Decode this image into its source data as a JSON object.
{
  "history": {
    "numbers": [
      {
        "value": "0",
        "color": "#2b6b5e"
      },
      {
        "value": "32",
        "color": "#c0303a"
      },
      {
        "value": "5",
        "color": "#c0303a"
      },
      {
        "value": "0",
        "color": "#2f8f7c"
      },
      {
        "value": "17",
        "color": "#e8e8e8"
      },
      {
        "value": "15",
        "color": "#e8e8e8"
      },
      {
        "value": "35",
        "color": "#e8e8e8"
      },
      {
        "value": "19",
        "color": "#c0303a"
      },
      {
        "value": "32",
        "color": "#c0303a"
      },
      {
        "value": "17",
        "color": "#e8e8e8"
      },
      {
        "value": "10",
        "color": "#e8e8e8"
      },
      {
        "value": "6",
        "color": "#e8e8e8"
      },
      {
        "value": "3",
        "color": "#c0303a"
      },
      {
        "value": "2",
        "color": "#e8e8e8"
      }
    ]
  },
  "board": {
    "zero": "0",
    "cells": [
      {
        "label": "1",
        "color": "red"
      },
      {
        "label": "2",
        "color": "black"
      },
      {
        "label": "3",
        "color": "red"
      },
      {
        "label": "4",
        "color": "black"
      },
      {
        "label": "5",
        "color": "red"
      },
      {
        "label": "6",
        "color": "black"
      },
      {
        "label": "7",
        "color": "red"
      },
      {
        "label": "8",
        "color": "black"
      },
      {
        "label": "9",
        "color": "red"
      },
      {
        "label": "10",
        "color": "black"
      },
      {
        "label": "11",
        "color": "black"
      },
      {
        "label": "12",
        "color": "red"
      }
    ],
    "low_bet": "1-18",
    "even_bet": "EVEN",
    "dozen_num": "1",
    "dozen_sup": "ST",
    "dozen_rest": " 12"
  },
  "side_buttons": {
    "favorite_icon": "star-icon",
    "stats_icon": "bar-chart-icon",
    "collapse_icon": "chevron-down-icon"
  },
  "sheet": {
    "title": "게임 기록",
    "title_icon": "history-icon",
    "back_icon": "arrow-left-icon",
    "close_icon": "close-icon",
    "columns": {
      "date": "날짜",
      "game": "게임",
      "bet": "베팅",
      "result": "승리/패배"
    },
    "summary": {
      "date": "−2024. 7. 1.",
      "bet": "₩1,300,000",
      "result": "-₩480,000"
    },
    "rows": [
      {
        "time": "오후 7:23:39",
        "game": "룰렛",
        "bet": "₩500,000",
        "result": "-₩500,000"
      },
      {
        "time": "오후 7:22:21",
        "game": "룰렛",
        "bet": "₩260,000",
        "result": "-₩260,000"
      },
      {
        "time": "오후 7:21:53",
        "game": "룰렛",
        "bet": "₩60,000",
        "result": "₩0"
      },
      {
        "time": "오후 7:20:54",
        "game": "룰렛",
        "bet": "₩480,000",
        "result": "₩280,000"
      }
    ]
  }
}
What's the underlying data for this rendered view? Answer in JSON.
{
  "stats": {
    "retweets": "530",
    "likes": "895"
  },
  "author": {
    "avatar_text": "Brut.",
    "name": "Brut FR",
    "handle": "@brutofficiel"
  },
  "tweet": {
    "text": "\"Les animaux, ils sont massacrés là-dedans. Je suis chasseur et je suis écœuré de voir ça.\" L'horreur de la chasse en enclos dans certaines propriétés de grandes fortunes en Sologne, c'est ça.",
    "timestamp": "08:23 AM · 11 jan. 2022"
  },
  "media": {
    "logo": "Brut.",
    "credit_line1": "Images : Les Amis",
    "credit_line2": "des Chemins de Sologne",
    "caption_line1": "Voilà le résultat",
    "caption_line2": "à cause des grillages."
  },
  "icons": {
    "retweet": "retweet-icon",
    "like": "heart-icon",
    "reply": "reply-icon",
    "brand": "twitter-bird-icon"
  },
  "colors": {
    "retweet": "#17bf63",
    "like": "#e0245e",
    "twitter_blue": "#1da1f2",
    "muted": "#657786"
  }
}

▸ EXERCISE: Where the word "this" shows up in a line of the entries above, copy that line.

▸ RESULT OF THE TASK:
Decode this image into its source data as a JSON object.
What's the underlying data for this rendered view? Answer in JSON.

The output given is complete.